ESPRIT Refueling Module

The ESPRIT refueling module is part of the Gateway’s core structure. The module is 4.6 m in diameter and 6.4 meter in length. It weighs around 10 tonnes on Earth filled with fuel.

The ESPRIT Refueling Module (ERM) has four main functions: transport cargo to the station, provide storage space once docked at Gateway, provide fuel to propulsion system of Gateway (NASA’s Gateway Power and Propulsion Element), and provide a view of space and the Moon through its windows.

The ERM has two main structural elements: the pressurised tunnel where astronauts can float inside and an unpressurised element surrounding part of the pressurised hull.

The pressurised tunnel is a habitable environment used for storage and offering passage between the two docking ports at each end of the tunnel.
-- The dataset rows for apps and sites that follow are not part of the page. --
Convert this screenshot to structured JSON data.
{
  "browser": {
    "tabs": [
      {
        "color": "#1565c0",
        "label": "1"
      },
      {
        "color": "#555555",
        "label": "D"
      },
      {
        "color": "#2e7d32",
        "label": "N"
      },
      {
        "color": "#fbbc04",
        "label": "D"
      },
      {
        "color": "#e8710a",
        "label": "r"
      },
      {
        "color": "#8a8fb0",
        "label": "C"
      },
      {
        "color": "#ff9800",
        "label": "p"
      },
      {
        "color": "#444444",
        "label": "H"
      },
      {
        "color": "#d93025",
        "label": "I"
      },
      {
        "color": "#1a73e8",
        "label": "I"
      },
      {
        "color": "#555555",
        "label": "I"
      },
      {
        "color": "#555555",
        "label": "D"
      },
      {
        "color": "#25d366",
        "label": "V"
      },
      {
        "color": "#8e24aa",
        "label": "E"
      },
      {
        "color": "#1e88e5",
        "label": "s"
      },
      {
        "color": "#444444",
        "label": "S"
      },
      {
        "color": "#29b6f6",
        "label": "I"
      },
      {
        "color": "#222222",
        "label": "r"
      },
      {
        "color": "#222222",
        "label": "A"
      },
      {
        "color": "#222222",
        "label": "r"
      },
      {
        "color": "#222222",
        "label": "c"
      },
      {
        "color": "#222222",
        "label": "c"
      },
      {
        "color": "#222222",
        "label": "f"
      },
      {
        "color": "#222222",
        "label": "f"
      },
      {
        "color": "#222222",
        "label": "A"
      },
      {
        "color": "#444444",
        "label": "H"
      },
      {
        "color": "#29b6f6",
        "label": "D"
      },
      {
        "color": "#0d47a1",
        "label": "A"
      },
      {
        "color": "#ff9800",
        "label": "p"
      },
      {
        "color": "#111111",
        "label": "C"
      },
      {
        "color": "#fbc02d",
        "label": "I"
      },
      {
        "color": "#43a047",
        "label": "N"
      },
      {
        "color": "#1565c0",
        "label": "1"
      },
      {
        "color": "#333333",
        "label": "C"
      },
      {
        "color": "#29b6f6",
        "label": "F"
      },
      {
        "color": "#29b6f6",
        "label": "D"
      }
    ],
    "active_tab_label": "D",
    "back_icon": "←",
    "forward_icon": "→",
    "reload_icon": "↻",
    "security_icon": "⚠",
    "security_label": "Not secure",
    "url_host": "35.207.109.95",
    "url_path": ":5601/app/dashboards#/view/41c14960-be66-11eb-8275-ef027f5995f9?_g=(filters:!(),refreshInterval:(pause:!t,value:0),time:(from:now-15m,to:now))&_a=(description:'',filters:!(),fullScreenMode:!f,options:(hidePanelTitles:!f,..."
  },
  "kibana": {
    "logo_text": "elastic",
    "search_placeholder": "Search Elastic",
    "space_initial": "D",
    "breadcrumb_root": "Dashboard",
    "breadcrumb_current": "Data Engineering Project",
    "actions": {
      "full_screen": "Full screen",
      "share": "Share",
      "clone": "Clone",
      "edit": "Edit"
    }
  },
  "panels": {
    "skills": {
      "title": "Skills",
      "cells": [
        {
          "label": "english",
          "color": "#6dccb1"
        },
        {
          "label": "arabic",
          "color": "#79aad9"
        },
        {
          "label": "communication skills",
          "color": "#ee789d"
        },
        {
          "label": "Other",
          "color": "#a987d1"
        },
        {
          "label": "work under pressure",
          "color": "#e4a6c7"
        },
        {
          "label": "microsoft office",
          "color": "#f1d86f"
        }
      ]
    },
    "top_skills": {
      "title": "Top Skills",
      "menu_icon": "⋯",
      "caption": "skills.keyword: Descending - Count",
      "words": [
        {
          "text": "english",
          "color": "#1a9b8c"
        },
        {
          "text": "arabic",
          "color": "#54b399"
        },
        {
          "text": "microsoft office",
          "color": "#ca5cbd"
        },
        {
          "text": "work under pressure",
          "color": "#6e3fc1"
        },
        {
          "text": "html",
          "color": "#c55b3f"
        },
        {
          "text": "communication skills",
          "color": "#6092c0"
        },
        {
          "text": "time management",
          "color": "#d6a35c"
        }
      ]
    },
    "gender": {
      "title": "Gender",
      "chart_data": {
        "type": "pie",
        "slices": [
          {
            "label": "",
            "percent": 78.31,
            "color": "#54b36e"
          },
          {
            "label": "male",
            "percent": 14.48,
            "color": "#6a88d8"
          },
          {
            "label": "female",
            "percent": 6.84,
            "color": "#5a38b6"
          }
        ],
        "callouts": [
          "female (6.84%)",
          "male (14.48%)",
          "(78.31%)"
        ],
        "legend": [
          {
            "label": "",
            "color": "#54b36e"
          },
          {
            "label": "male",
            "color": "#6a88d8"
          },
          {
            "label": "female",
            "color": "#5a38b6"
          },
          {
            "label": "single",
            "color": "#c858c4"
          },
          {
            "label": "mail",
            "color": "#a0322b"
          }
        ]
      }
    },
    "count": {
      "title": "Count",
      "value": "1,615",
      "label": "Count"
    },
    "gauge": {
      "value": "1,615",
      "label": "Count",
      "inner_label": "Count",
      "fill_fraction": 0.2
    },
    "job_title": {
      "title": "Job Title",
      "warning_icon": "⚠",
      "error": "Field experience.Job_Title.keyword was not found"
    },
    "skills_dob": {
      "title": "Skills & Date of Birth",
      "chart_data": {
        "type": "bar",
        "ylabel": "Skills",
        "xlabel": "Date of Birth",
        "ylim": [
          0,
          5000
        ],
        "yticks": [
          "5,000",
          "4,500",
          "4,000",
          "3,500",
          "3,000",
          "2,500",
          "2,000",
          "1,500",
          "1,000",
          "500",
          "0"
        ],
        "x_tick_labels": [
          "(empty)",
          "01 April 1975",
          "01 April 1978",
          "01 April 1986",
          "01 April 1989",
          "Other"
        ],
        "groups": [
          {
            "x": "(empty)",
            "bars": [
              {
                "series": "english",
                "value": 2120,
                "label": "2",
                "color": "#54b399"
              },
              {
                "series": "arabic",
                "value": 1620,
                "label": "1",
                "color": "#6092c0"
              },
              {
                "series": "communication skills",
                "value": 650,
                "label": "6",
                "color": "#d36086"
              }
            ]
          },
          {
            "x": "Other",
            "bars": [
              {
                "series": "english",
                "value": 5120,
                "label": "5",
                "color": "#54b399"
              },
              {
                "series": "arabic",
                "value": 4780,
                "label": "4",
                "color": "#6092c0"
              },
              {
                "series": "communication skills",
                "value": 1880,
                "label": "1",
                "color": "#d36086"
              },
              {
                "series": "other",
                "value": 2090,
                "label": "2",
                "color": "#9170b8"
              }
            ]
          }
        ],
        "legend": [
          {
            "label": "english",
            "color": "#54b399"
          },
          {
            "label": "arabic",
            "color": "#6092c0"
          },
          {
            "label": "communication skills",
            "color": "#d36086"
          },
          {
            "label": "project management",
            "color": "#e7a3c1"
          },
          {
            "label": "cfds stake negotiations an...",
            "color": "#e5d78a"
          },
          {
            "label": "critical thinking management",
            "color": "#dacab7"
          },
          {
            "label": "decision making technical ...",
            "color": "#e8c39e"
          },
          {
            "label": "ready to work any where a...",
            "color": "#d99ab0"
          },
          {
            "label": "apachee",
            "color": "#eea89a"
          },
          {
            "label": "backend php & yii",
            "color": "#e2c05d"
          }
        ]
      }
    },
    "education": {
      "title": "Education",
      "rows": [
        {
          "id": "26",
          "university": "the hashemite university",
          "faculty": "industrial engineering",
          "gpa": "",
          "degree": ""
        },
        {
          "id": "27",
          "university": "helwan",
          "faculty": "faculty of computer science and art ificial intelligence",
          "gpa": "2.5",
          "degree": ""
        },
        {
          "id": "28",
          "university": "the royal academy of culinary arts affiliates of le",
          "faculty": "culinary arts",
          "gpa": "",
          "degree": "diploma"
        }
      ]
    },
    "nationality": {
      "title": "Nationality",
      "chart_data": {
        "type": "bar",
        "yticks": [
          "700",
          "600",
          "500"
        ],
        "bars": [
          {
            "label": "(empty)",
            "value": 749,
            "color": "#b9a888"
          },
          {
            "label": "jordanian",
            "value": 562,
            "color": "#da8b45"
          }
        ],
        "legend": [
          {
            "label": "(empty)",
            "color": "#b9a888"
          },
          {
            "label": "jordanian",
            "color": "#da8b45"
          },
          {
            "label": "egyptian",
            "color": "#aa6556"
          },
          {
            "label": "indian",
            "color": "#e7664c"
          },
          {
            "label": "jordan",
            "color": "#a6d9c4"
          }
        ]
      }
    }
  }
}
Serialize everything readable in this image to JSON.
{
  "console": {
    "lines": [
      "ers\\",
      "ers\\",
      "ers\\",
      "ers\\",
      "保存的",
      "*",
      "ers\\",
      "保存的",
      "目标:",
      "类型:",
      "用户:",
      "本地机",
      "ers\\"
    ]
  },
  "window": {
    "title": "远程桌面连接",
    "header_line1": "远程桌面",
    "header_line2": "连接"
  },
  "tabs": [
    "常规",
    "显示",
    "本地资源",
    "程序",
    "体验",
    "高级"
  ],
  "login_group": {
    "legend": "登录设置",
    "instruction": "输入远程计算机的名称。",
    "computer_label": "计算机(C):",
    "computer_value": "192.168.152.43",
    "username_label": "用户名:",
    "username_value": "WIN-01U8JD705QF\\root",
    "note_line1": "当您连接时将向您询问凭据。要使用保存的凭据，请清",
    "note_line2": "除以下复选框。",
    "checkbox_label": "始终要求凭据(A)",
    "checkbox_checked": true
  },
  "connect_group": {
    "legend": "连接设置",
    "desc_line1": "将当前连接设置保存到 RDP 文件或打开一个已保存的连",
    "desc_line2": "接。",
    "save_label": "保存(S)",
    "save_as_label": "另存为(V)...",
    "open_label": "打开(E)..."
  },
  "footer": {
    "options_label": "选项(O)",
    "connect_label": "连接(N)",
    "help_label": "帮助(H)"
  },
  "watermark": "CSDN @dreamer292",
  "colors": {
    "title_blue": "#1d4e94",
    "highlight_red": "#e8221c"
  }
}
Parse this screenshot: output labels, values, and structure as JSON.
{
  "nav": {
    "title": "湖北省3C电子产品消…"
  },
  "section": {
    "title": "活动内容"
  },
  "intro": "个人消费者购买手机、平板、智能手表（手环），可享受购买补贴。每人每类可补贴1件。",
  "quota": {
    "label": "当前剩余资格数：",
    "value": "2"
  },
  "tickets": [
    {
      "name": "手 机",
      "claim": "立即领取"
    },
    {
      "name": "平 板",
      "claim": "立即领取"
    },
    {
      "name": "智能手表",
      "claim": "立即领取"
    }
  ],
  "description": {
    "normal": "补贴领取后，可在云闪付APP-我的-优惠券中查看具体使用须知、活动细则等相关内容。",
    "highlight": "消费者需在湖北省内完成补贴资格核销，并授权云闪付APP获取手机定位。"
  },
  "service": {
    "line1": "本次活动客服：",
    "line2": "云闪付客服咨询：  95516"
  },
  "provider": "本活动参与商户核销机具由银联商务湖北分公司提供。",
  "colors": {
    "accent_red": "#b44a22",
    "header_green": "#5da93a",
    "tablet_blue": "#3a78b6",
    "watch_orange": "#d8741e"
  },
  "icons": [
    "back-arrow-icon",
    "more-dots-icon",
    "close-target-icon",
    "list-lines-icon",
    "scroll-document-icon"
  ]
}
At launch the ESPRIT module is designed to hold cargo of up to 1.5 tonnes.

The pressurised tunnel has six windows and one workstation position, where astronauts can dock their laptops, cameras and other tools to work especially when an outside view is required, such as docking spacecraft or operating robotic arms.

The unpressurised system is a set of external volumes in which the module’s computer and refueling systems are hosted. The unpressurized system is clearly visible as octagonal gold ring around the white tunnel. Batteries are also mounted outside on the surface of the pressurised tunnel, providing power to keep ESPRIT operating at the right temperature on its voyage to the Gateway orbit.

SpaceRef co-founder, Explorers Club Fellow, ex-NASA, Away Teams, Journalist, Space & Astrobiology, Lapsed climber.